## Given records
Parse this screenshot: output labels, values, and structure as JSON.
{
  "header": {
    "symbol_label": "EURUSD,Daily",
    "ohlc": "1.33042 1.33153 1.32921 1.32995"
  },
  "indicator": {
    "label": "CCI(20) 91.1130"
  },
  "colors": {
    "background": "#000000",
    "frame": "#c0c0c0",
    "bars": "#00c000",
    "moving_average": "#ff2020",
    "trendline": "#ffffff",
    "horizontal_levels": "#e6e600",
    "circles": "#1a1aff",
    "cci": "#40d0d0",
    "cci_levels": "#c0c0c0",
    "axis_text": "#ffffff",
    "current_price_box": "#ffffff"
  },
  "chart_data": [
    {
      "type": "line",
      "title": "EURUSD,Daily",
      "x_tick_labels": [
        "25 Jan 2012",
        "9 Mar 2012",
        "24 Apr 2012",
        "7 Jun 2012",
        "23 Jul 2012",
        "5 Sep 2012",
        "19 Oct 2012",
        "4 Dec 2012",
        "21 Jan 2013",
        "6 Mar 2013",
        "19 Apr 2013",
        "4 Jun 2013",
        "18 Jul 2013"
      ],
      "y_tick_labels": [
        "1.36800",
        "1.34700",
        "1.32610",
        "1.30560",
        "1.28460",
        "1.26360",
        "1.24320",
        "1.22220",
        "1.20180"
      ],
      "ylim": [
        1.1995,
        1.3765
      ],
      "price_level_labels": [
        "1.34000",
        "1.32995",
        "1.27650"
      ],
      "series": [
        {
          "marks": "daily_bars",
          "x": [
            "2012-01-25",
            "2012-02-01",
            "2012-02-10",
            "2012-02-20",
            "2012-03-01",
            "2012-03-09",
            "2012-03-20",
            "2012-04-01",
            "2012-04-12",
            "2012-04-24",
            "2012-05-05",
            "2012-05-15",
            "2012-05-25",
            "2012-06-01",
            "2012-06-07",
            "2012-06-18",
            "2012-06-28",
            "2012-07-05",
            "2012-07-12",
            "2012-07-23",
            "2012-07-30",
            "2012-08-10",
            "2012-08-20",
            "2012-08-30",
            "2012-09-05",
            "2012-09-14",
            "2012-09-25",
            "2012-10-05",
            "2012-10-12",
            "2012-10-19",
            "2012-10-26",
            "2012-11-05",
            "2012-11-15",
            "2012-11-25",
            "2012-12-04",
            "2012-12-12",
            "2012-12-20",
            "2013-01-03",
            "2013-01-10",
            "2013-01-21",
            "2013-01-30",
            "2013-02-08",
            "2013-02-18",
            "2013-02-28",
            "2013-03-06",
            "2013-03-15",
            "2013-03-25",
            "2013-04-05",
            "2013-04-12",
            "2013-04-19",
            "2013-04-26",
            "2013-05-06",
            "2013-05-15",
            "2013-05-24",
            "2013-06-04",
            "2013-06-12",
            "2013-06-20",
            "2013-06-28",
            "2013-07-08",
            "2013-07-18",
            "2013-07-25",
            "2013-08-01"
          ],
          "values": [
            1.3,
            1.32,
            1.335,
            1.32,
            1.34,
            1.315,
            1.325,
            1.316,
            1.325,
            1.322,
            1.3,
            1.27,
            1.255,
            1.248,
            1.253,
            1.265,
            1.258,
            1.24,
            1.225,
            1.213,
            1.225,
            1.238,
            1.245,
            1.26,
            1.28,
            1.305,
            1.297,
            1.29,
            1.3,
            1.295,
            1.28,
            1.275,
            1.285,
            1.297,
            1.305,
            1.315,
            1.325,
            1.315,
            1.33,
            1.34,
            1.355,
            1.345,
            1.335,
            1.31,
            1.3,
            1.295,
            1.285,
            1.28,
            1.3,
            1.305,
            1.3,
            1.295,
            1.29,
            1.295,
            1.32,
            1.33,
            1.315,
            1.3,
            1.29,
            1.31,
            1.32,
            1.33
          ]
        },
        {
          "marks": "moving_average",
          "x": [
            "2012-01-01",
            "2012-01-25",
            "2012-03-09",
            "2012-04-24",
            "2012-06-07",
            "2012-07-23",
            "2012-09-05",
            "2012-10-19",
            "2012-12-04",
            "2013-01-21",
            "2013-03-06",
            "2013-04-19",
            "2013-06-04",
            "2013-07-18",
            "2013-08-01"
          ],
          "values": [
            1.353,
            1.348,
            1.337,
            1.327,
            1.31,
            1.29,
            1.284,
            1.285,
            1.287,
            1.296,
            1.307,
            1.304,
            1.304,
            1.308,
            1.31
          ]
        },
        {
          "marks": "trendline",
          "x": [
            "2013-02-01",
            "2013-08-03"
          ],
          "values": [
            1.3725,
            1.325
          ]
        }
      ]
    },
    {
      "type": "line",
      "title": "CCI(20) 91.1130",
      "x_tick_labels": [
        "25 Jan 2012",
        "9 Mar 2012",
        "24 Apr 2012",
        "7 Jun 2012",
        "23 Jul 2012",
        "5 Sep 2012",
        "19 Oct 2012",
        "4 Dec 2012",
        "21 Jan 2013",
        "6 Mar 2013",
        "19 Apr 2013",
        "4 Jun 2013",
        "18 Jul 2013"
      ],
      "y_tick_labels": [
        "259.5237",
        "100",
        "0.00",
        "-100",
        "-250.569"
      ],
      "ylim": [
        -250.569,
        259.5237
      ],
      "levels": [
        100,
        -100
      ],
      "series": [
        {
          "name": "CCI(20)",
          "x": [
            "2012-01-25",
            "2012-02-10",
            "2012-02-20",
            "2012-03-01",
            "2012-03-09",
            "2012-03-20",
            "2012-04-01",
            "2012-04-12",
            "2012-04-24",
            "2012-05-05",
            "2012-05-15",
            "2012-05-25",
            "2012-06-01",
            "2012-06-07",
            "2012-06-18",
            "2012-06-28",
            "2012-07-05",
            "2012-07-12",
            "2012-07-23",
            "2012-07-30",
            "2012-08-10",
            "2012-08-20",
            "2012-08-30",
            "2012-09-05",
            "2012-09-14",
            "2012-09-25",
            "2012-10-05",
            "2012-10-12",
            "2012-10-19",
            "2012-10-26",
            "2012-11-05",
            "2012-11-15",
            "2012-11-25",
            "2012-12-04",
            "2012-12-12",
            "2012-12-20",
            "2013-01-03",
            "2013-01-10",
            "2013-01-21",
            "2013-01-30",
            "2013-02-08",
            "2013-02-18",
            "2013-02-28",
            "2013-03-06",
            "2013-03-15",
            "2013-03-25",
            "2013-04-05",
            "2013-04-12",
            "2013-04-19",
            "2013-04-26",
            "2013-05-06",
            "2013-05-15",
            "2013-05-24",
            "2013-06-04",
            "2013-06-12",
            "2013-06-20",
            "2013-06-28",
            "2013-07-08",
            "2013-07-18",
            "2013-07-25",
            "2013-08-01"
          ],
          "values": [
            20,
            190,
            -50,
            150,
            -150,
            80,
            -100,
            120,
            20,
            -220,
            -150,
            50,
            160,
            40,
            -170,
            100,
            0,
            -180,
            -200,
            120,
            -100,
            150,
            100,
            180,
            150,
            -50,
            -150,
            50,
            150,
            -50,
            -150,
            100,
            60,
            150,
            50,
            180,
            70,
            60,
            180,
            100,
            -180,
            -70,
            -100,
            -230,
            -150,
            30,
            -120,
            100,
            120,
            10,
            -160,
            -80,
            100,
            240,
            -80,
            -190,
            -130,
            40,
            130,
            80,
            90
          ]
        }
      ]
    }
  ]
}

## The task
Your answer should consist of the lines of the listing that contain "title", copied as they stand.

## Task solution
      "title": "EURUSD,Daily",
      "title": "CCI(20) 91.1130",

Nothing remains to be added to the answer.